== Data extracted from a collection ==

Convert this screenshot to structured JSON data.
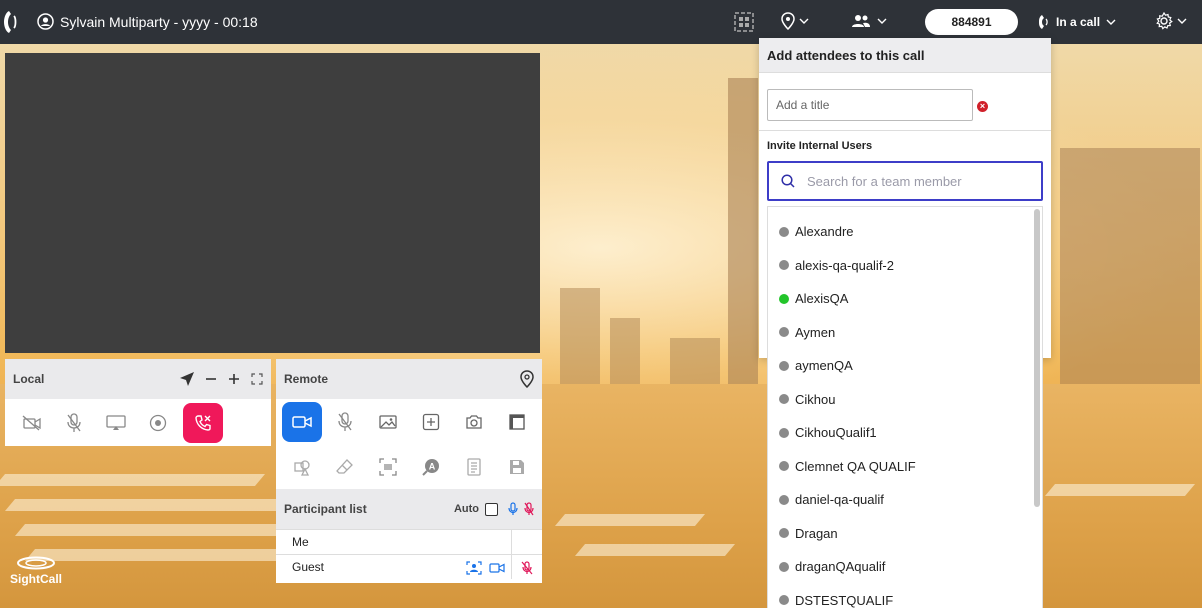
{
  "topbar": {
    "call_title": "Sylvain Multiparty - yyyy - 00:18",
    "code": "884891",
    "status": "In a call",
    "icons": [
      "phone-logo-icon",
      "user-circle-icon",
      "qr-code-icon",
      "location-icon",
      "participants-icon",
      "phone-icon",
      "gear-icon"
    ]
  },
  "local": {
    "label": "Local",
    "icons": [
      "location-arrow-icon",
      "zoom-out-icon",
      "zoom-in-icon",
      "fullscreen-icon",
      "camera-off-icon",
      "mic-off-icon",
      "screen-share-icon",
      "record-icon",
      "hangup-icon"
    ]
  },
  "remote": {
    "label": "Remote",
    "icons": [
      "location-pin-icon",
      "video-icon",
      "mic-off-icon",
      "gallery-icon",
      "add-icon",
      "camera-icon",
      "ruler-icon",
      "shapes-icon",
      "eraser-icon",
      "scan-icon",
      "ocr-icon",
      "notes-icon",
      "save-icon"
    ]
  },
  "participants": {
    "label": "Participant list",
    "auto_label": "Auto",
    "rows": [
      {
        "name": "Me"
      },
      {
        "name": "Guest"
      }
    ]
  },
  "attendees": {
    "title": "Add attendees to this call",
    "title_placeholder": "Add a title",
    "invite_label": "Invite Internal Users",
    "search_placeholder": "Search for a team member",
    "users": [
      {
        "name": "Alexandre",
        "status": "offline"
      },
      {
        "name": "alexis-qa-qualif-2",
        "status": "offline"
      },
      {
        "name": "AlexisQA",
        "status": "online"
      },
      {
        "name": "Aymen",
        "status": "offline"
      },
      {
        "name": "aymenQA",
        "status": "offline"
      },
      {
        "name": "Cikhou",
        "status": "offline"
      },
      {
        "name": "CikhouQualif1",
        "status": "offline"
      },
      {
        "name": "Clemnet QA QUALIF",
        "status": "offline"
      },
      {
        "name": "daniel-qa-qualif",
        "status": "offline"
      },
      {
        "name": "Dragan",
        "status": "offline"
      },
      {
        "name": "draganQAqualif",
        "status": "offline"
      },
      {
        "name": "DSTESTQUALIF",
        "status": "offline"
      }
    ]
  },
  "brand": {
    "name": "SightCall"
  },
  "colors": {
    "topbar": "#2e3238",
    "accent_blue": "#1a73e8",
    "hangup": "#f0185a",
    "online": "#23c52b",
    "offline": "#8a8a8a"
  }
}
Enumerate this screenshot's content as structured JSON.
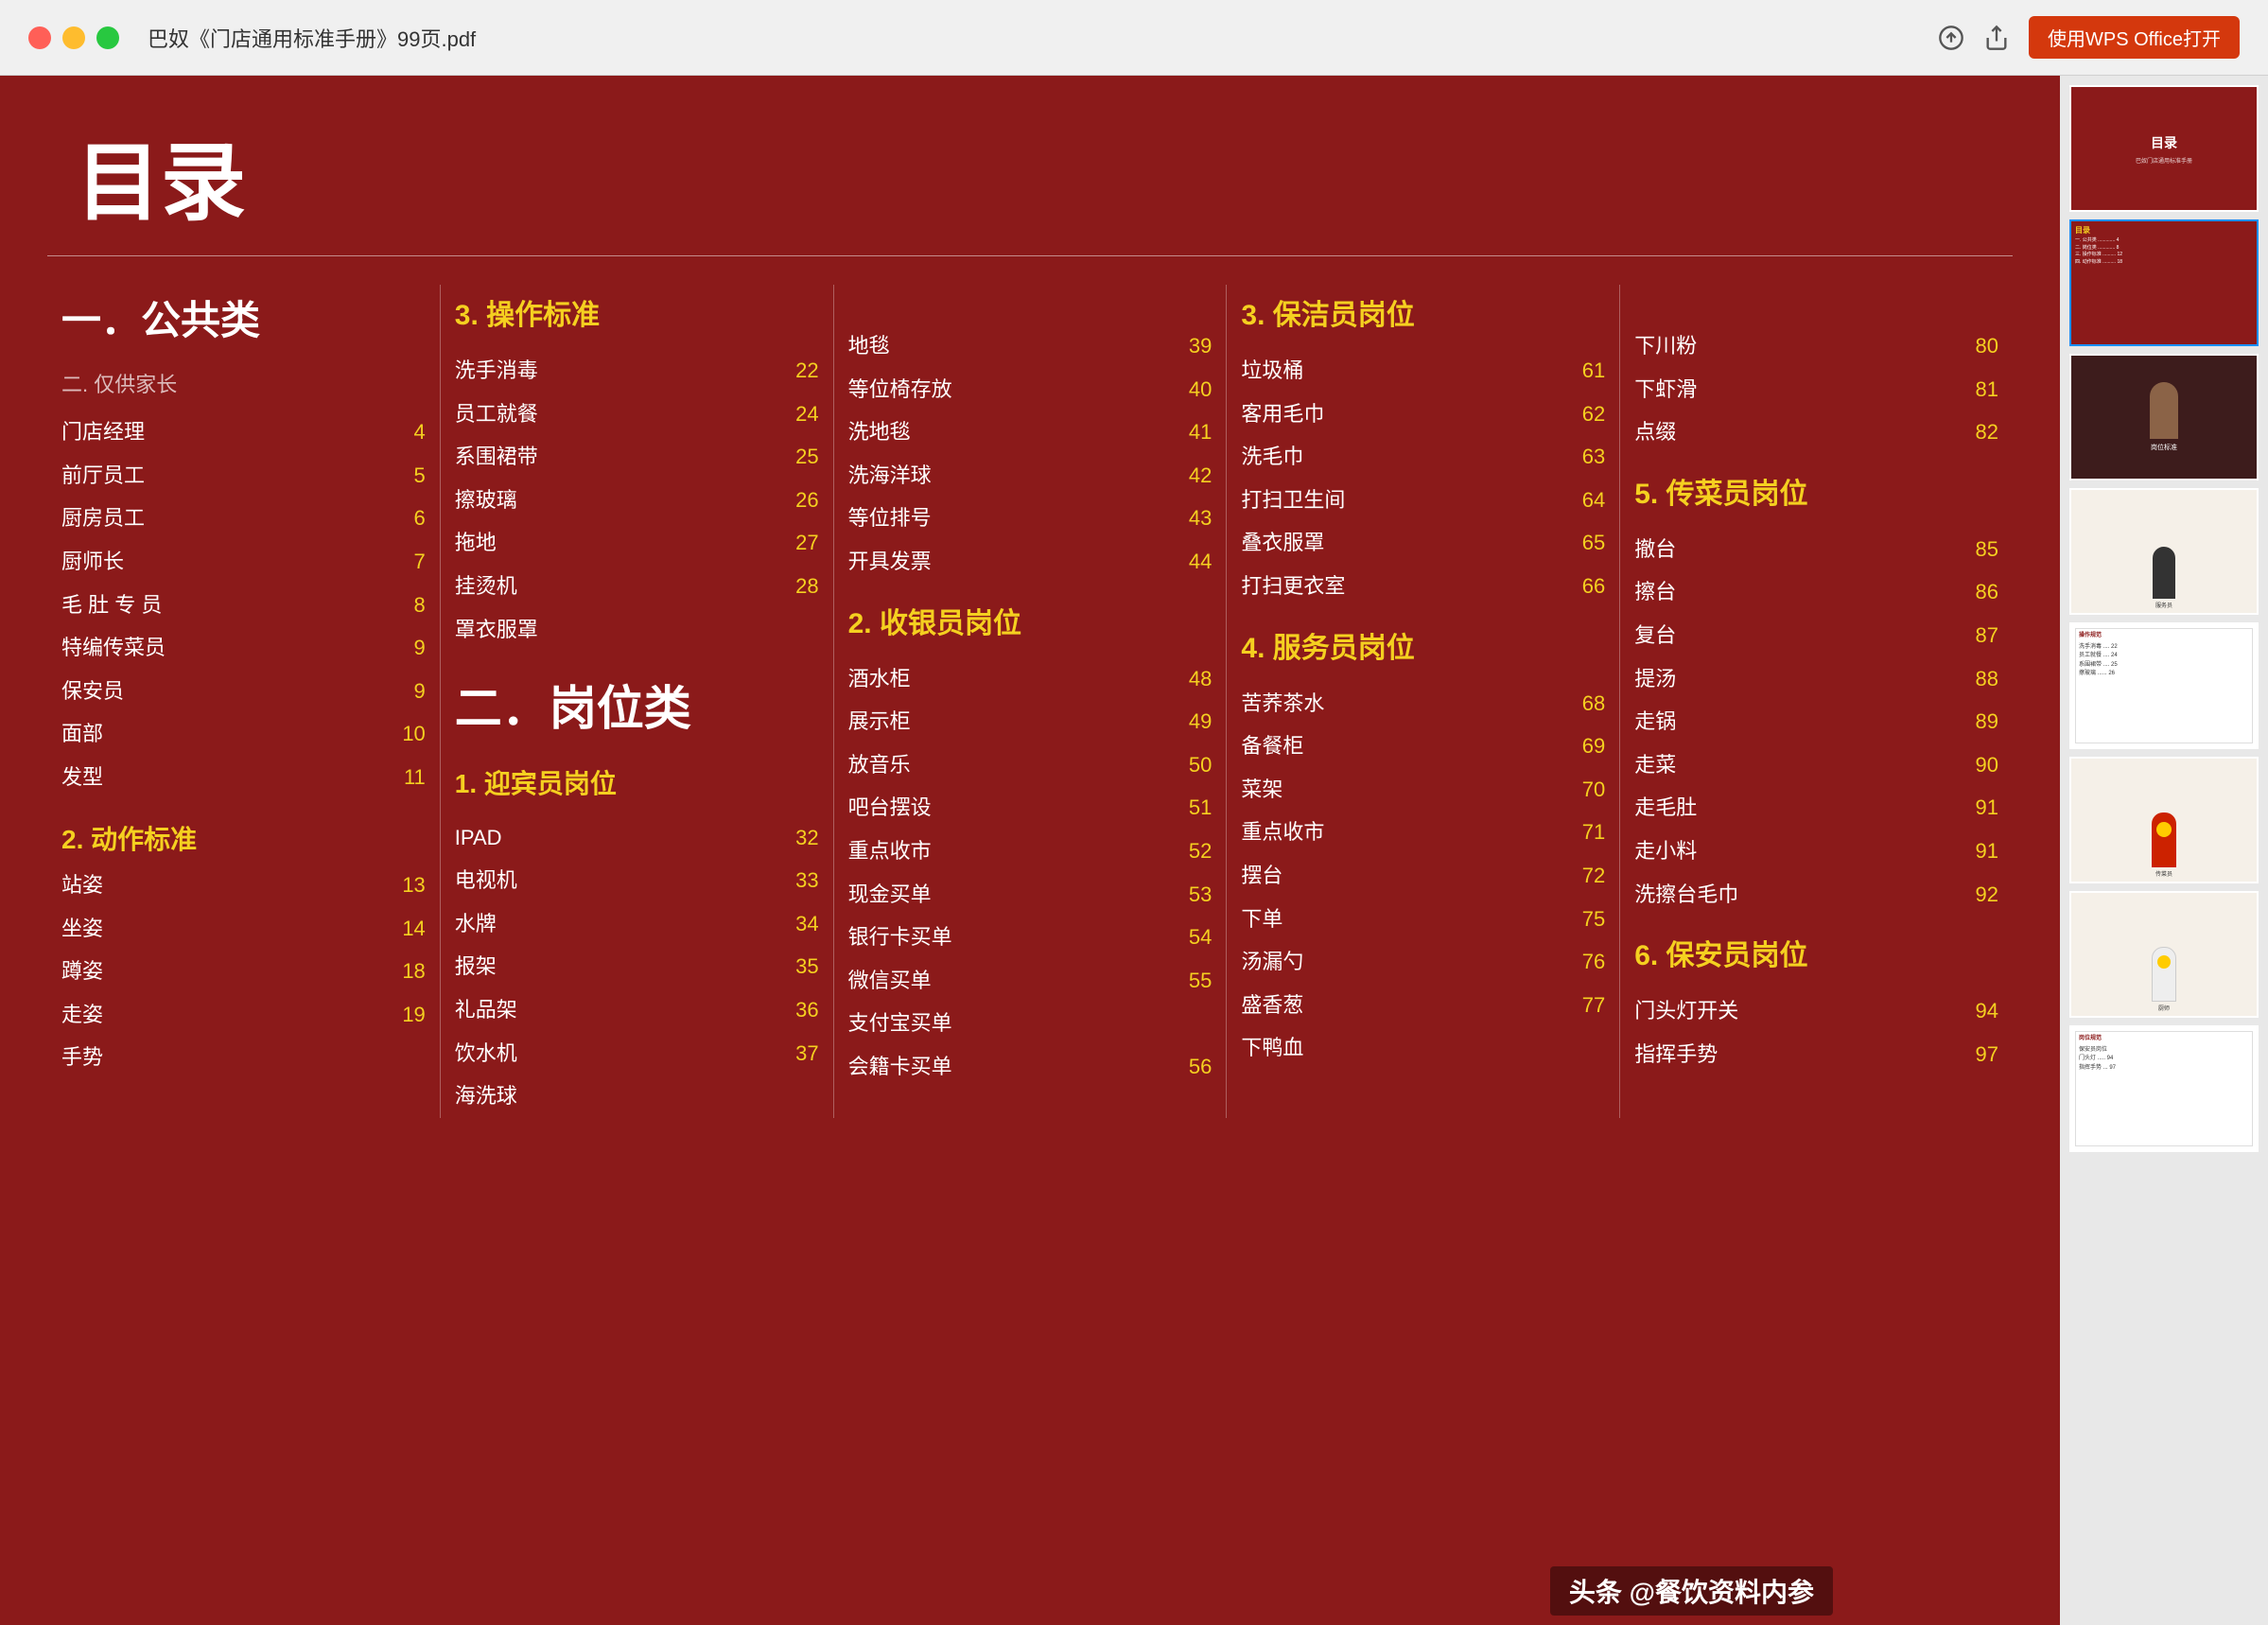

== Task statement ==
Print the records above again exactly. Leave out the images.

== Solution below ==
Convert this screenshot to structured JSON data.
{
  "topbar": {
    "call_title": "Sylvain Multiparty - yyyy - 00:18",
    "code": "884891",
    "status": "In a call",
    "icons": [
      "phone-logo-icon",
      "user-circle-icon",
      "qr-code-icon",
      "location-icon",
      "participants-icon",
      "phone-icon",
      "gear-icon"
    ]
  },
  "local": {
    "label": "Local",
    "icons": [
      "location-arrow-icon",
      "zoom-out-icon",
      "zoom-in-icon",
      "fullscreen-icon",
      "camera-off-icon",
      "mic-off-icon",
      "screen-share-icon",
      "record-icon",
      "hangup-icon"
    ]
  },
  "remote": {
    "label": "Remote",
    "icons": [
      "location-pin-icon",
      "video-icon",
      "mic-off-icon",
      "gallery-icon",
      "add-icon",
      "camera-icon",
      "ruler-icon",
      "shapes-icon",
      "eraser-icon",
      "scan-icon",
      "ocr-icon",
      "notes-icon",
      "save-icon"
    ]
  },
  "participants": {
    "label": "Participant list",
    "auto_label": "Auto",
    "rows": [
      {
        "name": "Me"
      },
      {
        "name": "Guest"
      }
    ]
  },
  "attendees": {
    "title": "Add attendees to this call",
    "title_placeholder": "Add a title",
    "invite_label": "Invite Internal Users",
    "search_placeholder": "Search for a team member",
    "users": [
      {
        "name": "Alexandre",
        "status": "offline"
      },
      {
        "name": "alexis-qa-qualif-2",
        "status": "offline"
      },
      {
        "name": "AlexisQA",
        "status": "online"
      },
      {
        "name": "Aymen",
        "status": "offline"
      },
      {
        "name": "aymenQA",
        "status": "offline"
      },
      {
        "name": "Cikhou",
        "status": "offline"
      },
      {
        "name": "CikhouQualif1",
        "status": "offline"
      },
      {
        "name": "Clemnet QA QUALIF",
        "status": "offline"
      },
      {
        "name": "daniel-qa-qualif",
        "status": "offline"
      },
      {
        "name": "Dragan",
        "status": "offline"
      },
      {
        "name": "draganQAqualif",
        "status": "offline"
      },
      {
        "name": "DSTESTQUALIF",
        "status": "offline"
      }
    ]
  },
  "brand": {
    "name": "SightCall"
  },
  "colors": {
    "topbar": "#2e3238",
    "accent_blue": "#1a73e8",
    "hangup": "#f0185a",
    "online": "#23c52b",
    "offline": "#8a8a8a"
  }
}
Enumerate this screenshot's content as structured JSON.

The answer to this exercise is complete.